══ INFORMATION ══

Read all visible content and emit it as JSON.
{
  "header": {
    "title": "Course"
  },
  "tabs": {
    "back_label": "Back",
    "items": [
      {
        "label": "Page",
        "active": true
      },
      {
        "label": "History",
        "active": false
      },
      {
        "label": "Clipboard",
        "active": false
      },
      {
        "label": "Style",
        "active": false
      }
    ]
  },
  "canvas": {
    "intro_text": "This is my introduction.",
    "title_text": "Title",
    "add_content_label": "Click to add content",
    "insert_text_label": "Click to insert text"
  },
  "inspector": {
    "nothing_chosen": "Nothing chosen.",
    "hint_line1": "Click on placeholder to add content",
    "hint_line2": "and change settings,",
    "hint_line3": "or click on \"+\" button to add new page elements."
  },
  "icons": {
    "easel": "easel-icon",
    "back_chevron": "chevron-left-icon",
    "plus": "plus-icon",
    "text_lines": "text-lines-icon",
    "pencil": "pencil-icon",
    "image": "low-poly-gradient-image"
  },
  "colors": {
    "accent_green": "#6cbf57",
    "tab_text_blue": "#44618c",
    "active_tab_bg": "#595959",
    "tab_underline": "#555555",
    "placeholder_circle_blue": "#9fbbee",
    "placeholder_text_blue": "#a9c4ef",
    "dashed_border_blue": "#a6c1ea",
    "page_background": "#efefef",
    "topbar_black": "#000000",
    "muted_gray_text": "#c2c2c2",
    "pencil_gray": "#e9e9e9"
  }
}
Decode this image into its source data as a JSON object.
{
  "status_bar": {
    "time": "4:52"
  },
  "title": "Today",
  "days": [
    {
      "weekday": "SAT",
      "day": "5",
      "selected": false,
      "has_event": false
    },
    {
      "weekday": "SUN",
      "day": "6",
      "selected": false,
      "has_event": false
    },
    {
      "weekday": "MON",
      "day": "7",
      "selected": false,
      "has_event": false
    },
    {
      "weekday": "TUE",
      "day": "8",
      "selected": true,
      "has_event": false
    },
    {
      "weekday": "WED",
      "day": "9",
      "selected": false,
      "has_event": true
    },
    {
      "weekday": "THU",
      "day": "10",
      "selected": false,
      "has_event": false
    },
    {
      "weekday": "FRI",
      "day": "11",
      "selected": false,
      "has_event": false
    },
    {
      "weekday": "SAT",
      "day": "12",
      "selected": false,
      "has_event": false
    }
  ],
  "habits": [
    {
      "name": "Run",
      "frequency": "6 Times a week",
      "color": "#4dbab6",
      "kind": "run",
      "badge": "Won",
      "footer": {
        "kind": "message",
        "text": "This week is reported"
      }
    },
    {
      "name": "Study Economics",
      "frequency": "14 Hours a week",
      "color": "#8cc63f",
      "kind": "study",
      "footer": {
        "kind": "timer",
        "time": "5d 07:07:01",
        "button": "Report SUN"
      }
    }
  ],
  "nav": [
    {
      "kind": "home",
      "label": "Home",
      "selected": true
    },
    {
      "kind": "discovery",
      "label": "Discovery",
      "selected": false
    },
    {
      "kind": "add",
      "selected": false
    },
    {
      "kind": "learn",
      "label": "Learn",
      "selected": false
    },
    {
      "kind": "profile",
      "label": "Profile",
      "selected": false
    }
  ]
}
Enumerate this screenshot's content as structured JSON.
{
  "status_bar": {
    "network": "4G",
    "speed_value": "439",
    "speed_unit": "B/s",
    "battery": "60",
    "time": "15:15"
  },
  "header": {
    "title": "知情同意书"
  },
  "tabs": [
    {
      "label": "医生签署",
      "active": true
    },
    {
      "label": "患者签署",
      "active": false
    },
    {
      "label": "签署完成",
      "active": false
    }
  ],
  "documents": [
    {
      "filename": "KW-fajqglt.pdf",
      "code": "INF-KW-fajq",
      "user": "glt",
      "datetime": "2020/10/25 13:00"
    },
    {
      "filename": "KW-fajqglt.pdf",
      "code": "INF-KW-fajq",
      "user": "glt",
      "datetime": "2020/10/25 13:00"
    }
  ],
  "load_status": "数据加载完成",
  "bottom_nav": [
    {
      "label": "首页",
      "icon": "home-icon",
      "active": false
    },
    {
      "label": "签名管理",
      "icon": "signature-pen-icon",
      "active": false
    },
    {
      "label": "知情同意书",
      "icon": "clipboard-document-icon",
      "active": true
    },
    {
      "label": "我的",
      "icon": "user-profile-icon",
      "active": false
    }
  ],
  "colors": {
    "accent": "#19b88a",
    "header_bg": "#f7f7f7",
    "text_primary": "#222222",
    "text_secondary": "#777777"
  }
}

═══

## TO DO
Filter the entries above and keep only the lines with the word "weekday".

## ANSWER FOR THE TASK
      "weekday": "SAT",
      "weekday": "SUN",
      "weekday": "MON",
      "weekday": "TUE",
      "weekday": "WED",
      "weekday": "THU",
      "weekday": "FRI",
      "weekday": "SAT",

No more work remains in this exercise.